> DATASET ENTRIES
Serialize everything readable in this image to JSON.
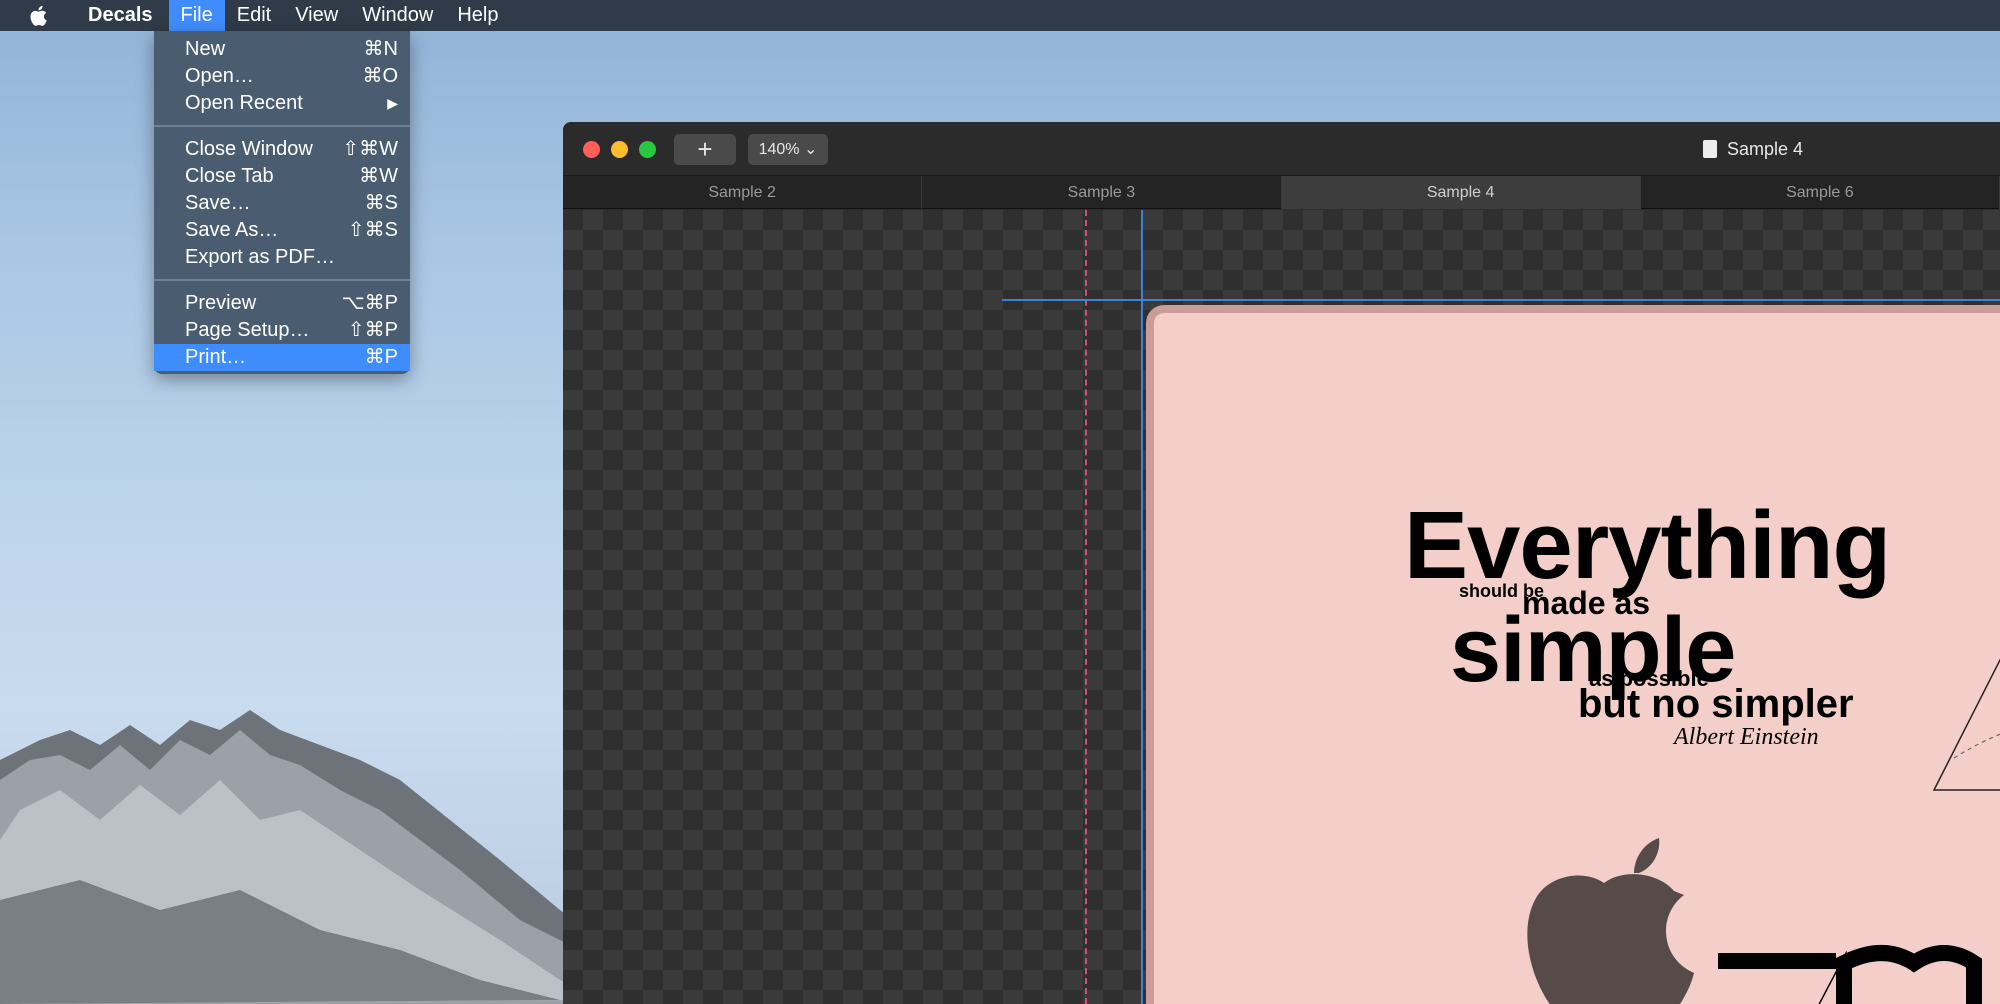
{
  "menubar": {
    "app_name": "Decals",
    "items": [
      "File",
      "Edit",
      "View",
      "Window",
      "Help"
    ]
  },
  "file_menu": {
    "items": [
      {
        "label": "New",
        "shortcut": "⌘N"
      },
      {
        "label": "Open…",
        "shortcut": "⌘O"
      },
      {
        "label": "Open Recent",
        "shortcut": "▶"
      },
      {
        "label": "Close Window",
        "shortcut": "⇧⌘W"
      },
      {
        "label": "Close Tab",
        "shortcut": "⌘W"
      },
      {
        "label": "Save…",
        "shortcut": "⌘S"
      },
      {
        "label": "Save As…",
        "shortcut": "⇧⌘S"
      },
      {
        "label": "Export as PDF…",
        "shortcut": ""
      },
      {
        "label": "Preview",
        "shortcut": "⌥⌘P"
      },
      {
        "label": "Page Setup…",
        "shortcut": "⇧⌘P"
      },
      {
        "label": "Print…",
        "shortcut": "⌘P"
      }
    ],
    "highlighted": "Print…"
  },
  "window": {
    "title": "Sample 4",
    "add_button": "+",
    "zoom": "140% ⌄",
    "tabs": [
      "Sample 2",
      "Sample 3",
      "Sample 4",
      "Sample 6"
    ],
    "active_tab": "Sample 4"
  },
  "quote": {
    "line1": "Everything",
    "line2a": "should be",
    "line2b": "made as",
    "line3": "simple",
    "line4": "as possible",
    "line5": "but no simpler",
    "author": "Albert Einstein"
  },
  "colors": {
    "menu_highlight": "#3f8dfc",
    "page_background": "#f4cfc9",
    "guide_blue": "#3d84d8",
    "guide_pink": "#d74d7e"
  },
  "icons": [
    "apple-icon",
    "document-icon",
    "apple-logo-decal"
  ]
}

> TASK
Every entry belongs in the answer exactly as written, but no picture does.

> THE COMPLETED TASK
Serialize everything readable in this image to JSON.
{
  "menubar": {
    "app_name": "Decals",
    "items": [
      "File",
      "Edit",
      "View",
      "Window",
      "Help"
    ]
  },
  "file_menu": {
    "items": [
      {
        "label": "New",
        "shortcut": "⌘N"
      },
      {
        "label": "Open…",
        "shortcut": "⌘O"
      },
      {
        "label": "Open Recent",
        "shortcut": "▶"
      },
      {
        "label": "Close Window",
        "shortcut": "⇧⌘W"
      },
      {
        "label": "Close Tab",
        "shortcut": "⌘W"
      },
      {
        "label": "Save…",
        "shortcut": "⌘S"
      },
      {
        "label": "Save As…",
        "shortcut": "⇧⌘S"
      },
      {
        "label": "Export as PDF…",
        "shortcut": ""
      },
      {
        "label": "Preview",
        "shortcut": "⌥⌘P"
      },
      {
        "label": "Page Setup…",
        "shortcut": "⇧⌘P"
      },
      {
        "label": "Print…",
        "shortcut": "⌘P"
      }
    ],
    "highlighted": "Print…"
  },
  "window": {
    "title": "Sample 4",
    "add_button": "+",
    "zoom": "140% ⌄",
    "tabs": [
      "Sample 2",
      "Sample 3",
      "Sample 4",
      "Sample 6"
    ],
    "active_tab": "Sample 4"
  },
  "quote": {
    "line1": "Everything",
    "line2a": "should be",
    "line2b": "made as",
    "line3": "simple",
    "line4": "as possible",
    "line5": "but no simpler",
    "author": "Albert Einstein"
  },
  "colors": {
    "menu_highlight": "#3f8dfc",
    "page_background": "#f4cfc9",
    "guide_blue": "#3d84d8",
    "guide_pink": "#d74d7e"
  },
  "icons": [
    "apple-icon",
    "document-icon",
    "apple-logo-decal"
  ]
}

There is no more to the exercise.